About this book
- The book makes a major practical contribution to the debate about DSM5, drawing upon history in order to determine which diagnoses have rock-solid credibility and which appear more fads and fancies.
- The author is intimately familiar with sources in the history of psychiatry in four major languages and has an unequalled knowledge of the great river of psychiatry's past.
- The book will continue to be relevant in the ongoing debate about DSM5 for years and decades to come.
This book argues that psychiatry's love affair with the diagnosis of depression has become a death grip. Depression is a real illness, especially in its melancholic form. But most patients who get the diagnosis of 'depression' are also anxious, fatigued, unable to sleep, have all kinds of physical symptoms, and tend to obsess about the whole thing. They do not have a disorder of 'mood'. It is a travesty to call them all 'depressed.' How did this happen? How did everyone become depressed?
A well-known historian, the author describes how in the 19th century patients with those symptoms were considered 'nervous,' and when they lost control it was a 'nervous breakdown.' Then psychiatry turned its back on the whole concept of nerves, and - first under the influence of Freud's psychoanalysis and then the influence of the pharmaceutical industry - the diagnosis of depression took center stage. The result has been a scientific disaster, leading to the misdiagnosis and inappropriate treatment (with antidepressants) of millions of patients. Urging that the diagnosis of depression be re-thought, the book turns a dramatic page in the understanding of psychiatric symptoms that are as common as the common cold.
The book makes an immediate contribution to the debate about DSM5, which is
due to be released very soon, in terms of discussing the diagnosis of depression.
The author controversially proposes replacing the diagnosis of 'major depression'
with 'melancholia' and 'nonmelancholia'; he argues that depression and anxiety
usually occur together and are really the same disease; and he says that patients
with so-called mood disorders really have a disorder of the entire body.
The author's ability to make use of the enormous well of psychiatry's past history in several languages make this a unique book that contributes to the important discussions today of diagnosis and treatment.
Readership: Psychiatrists, health care professionals, those interested in the history of medicine and psychiatry, and students of medicine.
Table of contents
Chapter 1 Introduction
Chapter 2 Nerves as a Problem

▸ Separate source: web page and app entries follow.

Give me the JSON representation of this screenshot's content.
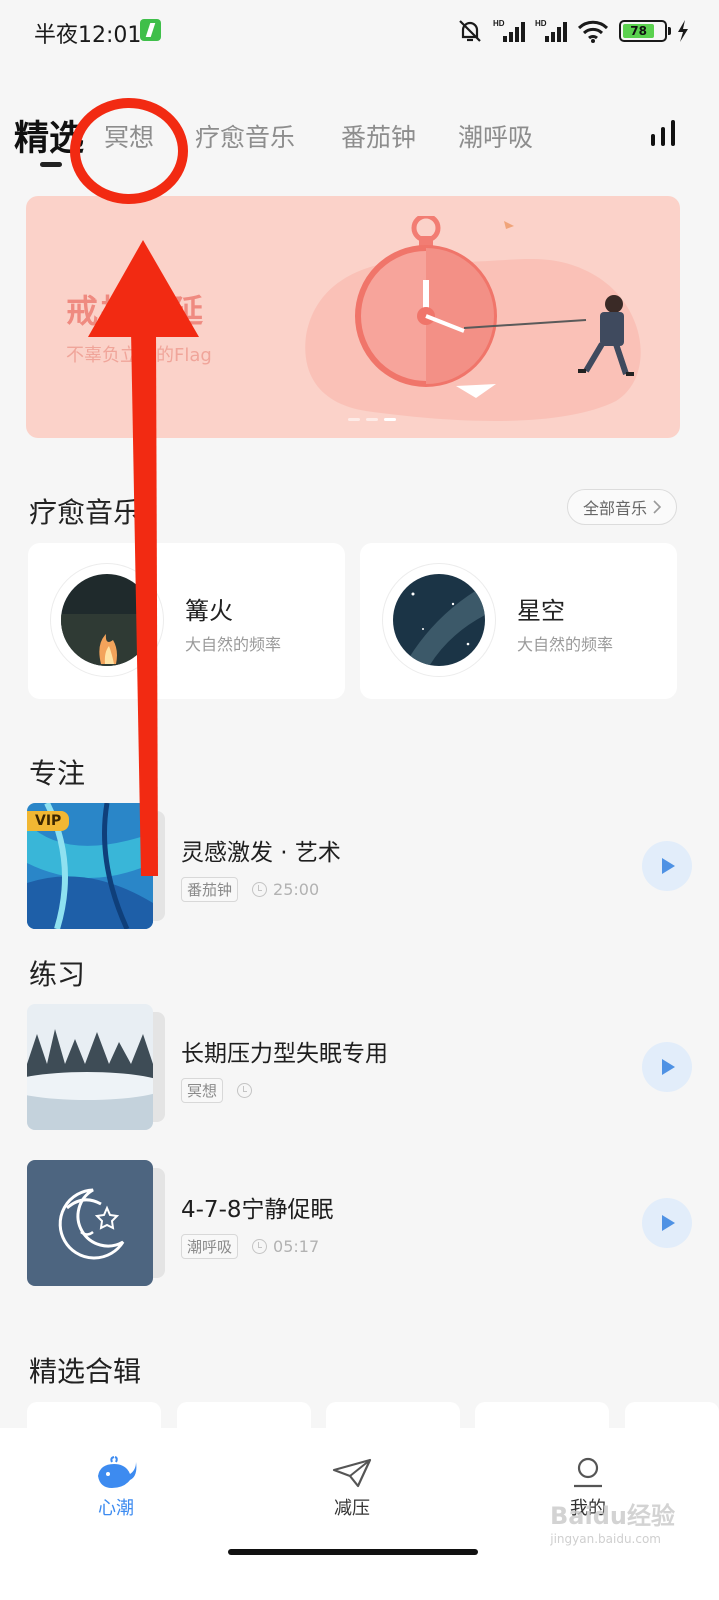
{
  "status_bar": {
    "time": "半夜12:01",
    "battery_level": "78"
  },
  "tabs": [
    {
      "label": "精选",
      "active": true
    },
    {
      "label": "冥想"
    },
    {
      "label": "疗愈音乐"
    },
    {
      "label": "番茄钟"
    },
    {
      "label": "潮呼吸"
    }
  ],
  "banner": {
    "title": "戒掉拖延",
    "subtitle": "不辜负立下的Flag"
  },
  "healing_music": {
    "title": "疗愈音乐",
    "all_label": "全部音乐",
    "cards": [
      {
        "name": "篝火",
        "desc": "大自然的频率"
      },
      {
        "name": "星空",
        "desc": "大自然的频率"
      }
    ]
  },
  "focus": {
    "title": "专注",
    "items": [
      {
        "title": "灵感激发 · 艺术",
        "tag": "番茄钟",
        "duration": "25:00",
        "badge": "VIP"
      }
    ]
  },
  "practice": {
    "title": "练习",
    "items": [
      {
        "title": "长期压力型失眠专用",
        "tag": "冥想",
        "duration": ""
      },
      {
        "title": "4-7-8宁静促眠",
        "tag": "潮呼吸",
        "duration": "05:17"
      }
    ]
  },
  "collections": {
    "title": "精选合辑"
  },
  "bottom_nav": [
    {
      "label": "心潮",
      "active": true
    },
    {
      "label": "减压"
    },
    {
      "label": "我的"
    }
  ],
  "watermark": {
    "text": "Baidu经验",
    "sub": "jingyan.baidu.com"
  },
  "colors": {
    "accent": "#3d8bf0",
    "annotation_red": "#f22a12",
    "banner_bg": "#fbd2c9"
  }
}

Chapter 3 Rise of Nervous Illness
Chapter 4 Fatigue
Chapter 5 Anxiety
Chapter 6 Melancholia
Chapter 7 Nervous Breakdown
Chapter 8 Paradigm Shift
Chapter 9 Something Wrong With the Label
Chapter 10 Drugs
Chapter 11 Return of the Two Depressions
Chapter 12 Nerves Redux
Chapter 13 Context